> [What the task requires]:
The output should be limited to the line holding "Serialize everything readable" and the lines after it through the end of the entries, each restated exactly.

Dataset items
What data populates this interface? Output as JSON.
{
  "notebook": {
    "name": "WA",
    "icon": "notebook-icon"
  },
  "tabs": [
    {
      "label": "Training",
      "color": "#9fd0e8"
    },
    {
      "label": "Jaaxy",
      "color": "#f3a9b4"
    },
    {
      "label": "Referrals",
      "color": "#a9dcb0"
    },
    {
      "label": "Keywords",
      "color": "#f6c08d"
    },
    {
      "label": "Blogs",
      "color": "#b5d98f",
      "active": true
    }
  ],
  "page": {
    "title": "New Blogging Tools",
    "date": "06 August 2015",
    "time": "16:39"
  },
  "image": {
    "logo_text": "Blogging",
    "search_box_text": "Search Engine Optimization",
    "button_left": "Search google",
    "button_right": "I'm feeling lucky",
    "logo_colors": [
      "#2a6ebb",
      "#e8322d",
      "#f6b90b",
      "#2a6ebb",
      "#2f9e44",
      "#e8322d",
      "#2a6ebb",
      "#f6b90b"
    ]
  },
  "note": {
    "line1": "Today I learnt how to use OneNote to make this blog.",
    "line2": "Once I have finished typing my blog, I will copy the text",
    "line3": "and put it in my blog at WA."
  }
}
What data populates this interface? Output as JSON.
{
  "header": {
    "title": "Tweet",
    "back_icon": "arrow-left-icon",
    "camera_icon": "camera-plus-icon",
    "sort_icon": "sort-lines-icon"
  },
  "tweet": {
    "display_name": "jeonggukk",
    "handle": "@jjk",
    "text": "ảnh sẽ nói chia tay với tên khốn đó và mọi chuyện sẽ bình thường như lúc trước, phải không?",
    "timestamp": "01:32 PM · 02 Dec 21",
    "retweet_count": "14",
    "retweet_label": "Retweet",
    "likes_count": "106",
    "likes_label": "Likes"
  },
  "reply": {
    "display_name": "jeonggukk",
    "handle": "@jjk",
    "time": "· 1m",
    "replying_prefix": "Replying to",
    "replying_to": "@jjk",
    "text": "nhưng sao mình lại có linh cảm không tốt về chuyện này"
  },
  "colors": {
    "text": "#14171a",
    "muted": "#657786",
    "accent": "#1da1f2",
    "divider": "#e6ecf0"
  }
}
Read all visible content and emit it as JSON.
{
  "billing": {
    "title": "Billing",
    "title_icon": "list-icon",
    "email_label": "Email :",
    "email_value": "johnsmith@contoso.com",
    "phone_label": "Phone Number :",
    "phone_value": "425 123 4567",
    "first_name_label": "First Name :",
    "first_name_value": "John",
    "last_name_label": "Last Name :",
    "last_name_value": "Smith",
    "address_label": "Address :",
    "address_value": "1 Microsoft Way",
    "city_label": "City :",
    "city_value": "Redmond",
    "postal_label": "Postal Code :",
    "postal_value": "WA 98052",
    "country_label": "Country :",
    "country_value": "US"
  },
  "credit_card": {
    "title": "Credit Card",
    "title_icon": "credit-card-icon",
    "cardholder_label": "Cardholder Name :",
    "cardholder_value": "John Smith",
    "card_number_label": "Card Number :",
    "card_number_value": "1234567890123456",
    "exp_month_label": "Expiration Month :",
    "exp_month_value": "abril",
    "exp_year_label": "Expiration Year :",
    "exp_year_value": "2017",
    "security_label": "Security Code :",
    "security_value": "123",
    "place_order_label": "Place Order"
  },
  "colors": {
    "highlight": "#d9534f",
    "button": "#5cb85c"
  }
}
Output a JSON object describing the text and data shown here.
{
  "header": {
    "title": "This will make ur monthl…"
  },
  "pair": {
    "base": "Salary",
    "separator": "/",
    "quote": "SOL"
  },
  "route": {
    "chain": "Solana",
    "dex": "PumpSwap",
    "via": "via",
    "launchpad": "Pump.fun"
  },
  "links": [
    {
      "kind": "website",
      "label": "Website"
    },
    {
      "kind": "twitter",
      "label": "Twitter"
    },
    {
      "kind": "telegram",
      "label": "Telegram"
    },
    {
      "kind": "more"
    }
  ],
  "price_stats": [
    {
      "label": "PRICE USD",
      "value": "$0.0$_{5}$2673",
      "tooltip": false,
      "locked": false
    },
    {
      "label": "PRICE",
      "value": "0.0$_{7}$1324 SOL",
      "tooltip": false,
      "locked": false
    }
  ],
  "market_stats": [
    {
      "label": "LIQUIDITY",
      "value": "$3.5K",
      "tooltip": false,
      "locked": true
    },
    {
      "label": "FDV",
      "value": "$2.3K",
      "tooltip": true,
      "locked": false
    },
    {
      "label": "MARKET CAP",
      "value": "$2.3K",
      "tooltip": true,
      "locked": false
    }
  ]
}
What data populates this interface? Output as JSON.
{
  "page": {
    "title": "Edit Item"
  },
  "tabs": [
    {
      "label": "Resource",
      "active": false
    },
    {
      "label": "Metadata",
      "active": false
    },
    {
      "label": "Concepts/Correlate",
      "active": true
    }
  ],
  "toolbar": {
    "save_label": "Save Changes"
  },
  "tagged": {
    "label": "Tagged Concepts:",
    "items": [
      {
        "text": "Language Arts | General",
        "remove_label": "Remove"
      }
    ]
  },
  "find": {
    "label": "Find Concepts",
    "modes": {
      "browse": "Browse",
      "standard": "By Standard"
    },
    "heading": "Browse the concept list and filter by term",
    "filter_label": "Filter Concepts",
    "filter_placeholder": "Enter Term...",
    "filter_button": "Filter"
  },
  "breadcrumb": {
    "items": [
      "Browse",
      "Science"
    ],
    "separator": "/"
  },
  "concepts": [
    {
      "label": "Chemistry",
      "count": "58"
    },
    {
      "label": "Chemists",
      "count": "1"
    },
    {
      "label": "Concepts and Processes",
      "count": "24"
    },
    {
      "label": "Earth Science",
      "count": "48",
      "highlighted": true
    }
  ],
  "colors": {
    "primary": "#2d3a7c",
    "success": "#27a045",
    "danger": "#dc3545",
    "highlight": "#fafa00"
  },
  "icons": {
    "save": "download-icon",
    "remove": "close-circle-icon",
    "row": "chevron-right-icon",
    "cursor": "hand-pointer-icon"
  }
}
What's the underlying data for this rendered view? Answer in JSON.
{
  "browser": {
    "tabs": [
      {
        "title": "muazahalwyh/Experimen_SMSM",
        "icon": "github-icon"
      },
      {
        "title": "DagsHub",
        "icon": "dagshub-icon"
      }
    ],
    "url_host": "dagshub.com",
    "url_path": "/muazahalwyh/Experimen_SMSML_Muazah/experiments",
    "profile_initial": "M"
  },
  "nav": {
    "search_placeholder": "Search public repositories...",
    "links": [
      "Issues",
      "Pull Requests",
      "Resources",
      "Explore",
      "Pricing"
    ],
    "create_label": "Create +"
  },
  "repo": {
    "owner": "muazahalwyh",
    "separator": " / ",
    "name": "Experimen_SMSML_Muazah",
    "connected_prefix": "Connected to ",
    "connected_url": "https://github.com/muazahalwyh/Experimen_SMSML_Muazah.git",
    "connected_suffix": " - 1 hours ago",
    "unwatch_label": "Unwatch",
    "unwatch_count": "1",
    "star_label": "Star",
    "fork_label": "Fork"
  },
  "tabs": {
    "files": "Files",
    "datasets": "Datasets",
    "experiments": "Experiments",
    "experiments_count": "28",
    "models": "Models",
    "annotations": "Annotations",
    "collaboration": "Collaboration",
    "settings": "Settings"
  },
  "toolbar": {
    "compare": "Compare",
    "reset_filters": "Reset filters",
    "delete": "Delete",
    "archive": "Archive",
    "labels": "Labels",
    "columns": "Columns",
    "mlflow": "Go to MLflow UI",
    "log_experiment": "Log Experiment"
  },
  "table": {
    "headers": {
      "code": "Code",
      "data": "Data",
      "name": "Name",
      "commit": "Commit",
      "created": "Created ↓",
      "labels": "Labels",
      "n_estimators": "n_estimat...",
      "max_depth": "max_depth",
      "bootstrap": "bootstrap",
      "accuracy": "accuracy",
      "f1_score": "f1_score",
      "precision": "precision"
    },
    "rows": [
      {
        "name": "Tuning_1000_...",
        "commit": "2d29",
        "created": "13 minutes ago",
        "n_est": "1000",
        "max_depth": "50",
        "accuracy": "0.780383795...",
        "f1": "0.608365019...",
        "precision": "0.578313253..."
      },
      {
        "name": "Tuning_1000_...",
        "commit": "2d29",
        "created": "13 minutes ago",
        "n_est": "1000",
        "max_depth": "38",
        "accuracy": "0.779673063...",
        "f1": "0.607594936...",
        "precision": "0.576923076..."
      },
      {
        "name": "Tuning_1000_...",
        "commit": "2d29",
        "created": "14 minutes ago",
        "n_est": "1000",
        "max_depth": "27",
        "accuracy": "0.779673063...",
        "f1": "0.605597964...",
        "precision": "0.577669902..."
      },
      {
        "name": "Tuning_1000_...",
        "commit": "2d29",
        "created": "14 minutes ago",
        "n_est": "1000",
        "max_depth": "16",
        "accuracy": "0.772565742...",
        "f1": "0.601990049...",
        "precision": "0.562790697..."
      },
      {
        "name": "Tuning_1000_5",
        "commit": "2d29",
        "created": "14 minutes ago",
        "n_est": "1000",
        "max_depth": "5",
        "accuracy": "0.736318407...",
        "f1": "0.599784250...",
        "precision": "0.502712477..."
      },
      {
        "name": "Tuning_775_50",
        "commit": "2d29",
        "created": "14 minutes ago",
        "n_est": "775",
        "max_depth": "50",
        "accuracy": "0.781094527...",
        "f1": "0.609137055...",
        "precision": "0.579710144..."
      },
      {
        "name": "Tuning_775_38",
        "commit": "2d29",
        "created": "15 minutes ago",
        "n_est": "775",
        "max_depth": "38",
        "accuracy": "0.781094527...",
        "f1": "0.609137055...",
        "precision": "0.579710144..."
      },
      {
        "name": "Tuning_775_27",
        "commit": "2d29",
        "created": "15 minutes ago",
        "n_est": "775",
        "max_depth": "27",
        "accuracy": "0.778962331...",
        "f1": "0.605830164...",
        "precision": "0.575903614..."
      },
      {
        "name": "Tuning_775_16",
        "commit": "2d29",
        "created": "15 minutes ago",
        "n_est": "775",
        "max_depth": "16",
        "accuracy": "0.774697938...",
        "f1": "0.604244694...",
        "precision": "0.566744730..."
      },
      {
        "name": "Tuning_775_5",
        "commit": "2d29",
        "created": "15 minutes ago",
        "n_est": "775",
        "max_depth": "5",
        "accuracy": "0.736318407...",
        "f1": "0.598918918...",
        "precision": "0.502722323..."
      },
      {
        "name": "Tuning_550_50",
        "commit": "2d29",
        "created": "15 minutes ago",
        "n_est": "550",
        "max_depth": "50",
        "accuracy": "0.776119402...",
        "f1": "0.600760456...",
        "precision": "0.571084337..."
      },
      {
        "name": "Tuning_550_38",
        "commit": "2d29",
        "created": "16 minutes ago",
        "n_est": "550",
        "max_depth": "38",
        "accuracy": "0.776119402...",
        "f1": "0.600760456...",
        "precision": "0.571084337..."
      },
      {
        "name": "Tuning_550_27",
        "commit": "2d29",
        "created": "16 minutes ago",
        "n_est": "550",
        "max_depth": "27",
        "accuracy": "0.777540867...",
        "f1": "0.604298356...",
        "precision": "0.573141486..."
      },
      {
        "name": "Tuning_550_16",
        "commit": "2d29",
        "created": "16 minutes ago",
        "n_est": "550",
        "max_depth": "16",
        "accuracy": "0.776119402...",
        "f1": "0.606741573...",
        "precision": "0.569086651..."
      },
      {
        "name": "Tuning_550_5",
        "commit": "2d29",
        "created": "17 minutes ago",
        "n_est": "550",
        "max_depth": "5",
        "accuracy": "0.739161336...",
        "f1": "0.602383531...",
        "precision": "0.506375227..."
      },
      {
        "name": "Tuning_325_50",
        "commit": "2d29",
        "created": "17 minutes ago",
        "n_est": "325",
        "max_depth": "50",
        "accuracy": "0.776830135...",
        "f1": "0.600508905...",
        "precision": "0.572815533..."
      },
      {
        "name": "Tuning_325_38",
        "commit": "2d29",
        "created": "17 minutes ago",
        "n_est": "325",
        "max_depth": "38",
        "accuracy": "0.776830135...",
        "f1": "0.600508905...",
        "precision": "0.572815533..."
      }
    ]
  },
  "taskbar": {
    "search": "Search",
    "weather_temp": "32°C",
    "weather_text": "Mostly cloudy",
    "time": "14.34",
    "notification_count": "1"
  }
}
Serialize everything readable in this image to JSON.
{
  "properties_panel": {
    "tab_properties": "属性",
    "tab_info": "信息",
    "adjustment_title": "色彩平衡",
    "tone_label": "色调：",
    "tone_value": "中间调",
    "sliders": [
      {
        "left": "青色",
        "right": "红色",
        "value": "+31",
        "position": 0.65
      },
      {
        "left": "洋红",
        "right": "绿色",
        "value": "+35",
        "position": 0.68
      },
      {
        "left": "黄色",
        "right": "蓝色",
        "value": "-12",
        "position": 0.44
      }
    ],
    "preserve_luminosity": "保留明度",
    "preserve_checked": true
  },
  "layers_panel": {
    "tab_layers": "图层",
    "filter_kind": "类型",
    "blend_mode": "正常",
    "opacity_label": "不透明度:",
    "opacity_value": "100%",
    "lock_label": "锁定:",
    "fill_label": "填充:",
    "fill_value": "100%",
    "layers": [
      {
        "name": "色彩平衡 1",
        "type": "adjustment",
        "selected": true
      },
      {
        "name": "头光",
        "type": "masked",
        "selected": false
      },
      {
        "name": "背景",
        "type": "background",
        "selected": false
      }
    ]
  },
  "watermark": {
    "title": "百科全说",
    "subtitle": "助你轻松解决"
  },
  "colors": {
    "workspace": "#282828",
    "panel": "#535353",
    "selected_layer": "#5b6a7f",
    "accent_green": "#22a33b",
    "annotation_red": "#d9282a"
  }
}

> [Output of the task]:
Serialize everything readable in this image to JSON.
{
  "properties_panel": {
    "tab_properties": "属性",
    "tab_info": "信息",
    "adjustment_title": "色彩平衡",
    "tone_label": "色调：",
    "tone_value": "中间调",
    "sliders": [
      {
        "left": "青色",
        "right": "红色",
        "value": "+31",
        "position": 0.65
      },
      {
        "left": "洋红",
        "right": "绿色",
        "value": "+35",
        "position": 0.68
      },
      {
        "left": "黄色",
        "right": "蓝色",
        "value": "-12",
        "position": 0.44
      }
    ],
    "preserve_luminosity": "保留明度",
    "preserve_checked": true
  },
  "layers_panel": {
    "tab_layers": "图层",
    "filter_kind": "类型",
    "blend_mode": "正常",
    "opacity_label": "不透明度:",
    "opacity_value": "100%",
    "lock_label": "锁定:",
    "fill_label": "填充:",
    "fill_value": "100%",
    "layers": [
      {
        "name": "色彩平衡 1",
        "type": "adjustment",
        "selected": true
      },
      {
        "name": "头光",
        "type": "masked",
        "selected": false
      },
      {
        "name": "背景",
        "type": "background",
        "selected": false
      }
    ]
  },
  "watermark": {
    "title": "百科全说",
    "subtitle": "助你轻松解决"
  },
  "colors": {
    "workspace": "#282828",
    "panel": "#535353",
    "selected_layer": "#5b6a7f",
    "accent_green": "#22a33b",
    "annotation_red": "#d9282a"
  }
}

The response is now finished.